**Given records**
<<<<

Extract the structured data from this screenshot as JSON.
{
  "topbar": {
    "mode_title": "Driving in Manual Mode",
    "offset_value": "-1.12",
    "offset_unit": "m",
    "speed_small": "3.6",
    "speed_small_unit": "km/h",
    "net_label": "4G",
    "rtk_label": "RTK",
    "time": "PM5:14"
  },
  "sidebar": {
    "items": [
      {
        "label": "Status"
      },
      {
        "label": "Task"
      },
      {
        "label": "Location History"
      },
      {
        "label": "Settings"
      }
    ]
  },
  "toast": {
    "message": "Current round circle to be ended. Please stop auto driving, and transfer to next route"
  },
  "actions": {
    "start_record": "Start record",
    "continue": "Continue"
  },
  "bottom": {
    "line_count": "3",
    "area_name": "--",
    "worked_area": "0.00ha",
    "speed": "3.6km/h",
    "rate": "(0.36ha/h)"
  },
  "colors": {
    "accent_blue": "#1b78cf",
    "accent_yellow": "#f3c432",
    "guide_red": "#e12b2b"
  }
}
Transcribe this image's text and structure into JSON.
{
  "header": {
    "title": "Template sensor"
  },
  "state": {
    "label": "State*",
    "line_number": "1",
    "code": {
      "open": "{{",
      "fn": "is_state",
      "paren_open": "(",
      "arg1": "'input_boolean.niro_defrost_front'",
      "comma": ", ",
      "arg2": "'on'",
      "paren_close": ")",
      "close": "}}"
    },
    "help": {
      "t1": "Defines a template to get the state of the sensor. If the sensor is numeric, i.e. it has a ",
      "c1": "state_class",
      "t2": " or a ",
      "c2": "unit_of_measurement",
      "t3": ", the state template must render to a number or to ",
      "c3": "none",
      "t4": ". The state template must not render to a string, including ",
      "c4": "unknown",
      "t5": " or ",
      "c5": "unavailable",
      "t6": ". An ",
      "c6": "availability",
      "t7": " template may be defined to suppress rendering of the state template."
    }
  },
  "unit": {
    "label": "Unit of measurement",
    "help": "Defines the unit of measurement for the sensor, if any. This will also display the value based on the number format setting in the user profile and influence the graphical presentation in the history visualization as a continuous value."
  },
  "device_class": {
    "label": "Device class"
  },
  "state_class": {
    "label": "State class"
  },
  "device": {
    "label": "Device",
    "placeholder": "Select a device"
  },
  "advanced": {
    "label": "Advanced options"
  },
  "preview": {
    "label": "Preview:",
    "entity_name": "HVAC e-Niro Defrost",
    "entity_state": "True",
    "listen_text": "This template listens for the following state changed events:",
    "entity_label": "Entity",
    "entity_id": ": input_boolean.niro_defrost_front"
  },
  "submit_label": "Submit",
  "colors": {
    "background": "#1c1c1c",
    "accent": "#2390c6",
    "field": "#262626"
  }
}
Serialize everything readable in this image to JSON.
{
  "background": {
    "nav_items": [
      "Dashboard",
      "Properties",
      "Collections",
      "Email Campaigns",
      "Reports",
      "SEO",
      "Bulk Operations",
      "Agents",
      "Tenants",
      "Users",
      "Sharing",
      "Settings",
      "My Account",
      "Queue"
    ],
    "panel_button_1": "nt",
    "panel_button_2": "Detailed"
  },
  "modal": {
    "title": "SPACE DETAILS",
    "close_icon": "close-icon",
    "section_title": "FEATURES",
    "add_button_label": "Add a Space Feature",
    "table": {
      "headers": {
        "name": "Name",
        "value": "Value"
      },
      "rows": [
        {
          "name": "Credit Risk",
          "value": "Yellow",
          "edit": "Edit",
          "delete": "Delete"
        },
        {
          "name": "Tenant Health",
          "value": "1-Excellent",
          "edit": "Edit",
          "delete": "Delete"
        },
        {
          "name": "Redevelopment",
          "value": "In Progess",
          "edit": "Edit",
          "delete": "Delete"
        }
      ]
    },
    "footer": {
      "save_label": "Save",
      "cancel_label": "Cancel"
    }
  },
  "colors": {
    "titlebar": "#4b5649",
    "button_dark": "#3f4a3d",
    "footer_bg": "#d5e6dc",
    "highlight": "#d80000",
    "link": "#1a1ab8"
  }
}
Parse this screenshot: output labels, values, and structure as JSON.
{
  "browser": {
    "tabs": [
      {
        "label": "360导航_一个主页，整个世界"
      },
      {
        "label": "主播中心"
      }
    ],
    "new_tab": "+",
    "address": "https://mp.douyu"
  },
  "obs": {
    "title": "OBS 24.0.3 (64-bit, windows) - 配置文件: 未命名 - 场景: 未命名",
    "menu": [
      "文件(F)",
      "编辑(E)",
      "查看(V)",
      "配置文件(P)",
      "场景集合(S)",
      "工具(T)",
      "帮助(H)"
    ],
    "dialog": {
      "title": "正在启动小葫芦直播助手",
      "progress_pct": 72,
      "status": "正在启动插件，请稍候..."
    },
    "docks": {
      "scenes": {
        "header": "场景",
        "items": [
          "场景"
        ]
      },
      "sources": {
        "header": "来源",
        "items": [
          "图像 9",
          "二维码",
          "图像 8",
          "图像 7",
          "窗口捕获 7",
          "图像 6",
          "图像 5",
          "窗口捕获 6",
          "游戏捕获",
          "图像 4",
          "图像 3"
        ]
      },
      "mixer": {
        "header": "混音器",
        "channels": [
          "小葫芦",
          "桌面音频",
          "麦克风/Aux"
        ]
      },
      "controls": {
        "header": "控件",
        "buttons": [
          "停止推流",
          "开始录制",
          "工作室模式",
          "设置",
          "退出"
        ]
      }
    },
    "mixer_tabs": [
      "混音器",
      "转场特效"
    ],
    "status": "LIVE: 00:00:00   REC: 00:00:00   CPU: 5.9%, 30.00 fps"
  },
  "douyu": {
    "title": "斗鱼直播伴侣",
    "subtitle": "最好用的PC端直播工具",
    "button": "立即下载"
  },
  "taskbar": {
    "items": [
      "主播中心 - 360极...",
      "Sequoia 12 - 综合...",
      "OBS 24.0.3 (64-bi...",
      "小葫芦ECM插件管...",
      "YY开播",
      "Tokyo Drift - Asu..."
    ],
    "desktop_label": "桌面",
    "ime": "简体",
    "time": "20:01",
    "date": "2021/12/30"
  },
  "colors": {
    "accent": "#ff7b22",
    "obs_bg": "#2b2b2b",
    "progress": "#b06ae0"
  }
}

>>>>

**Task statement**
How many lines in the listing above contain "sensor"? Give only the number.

**Problem solution**
3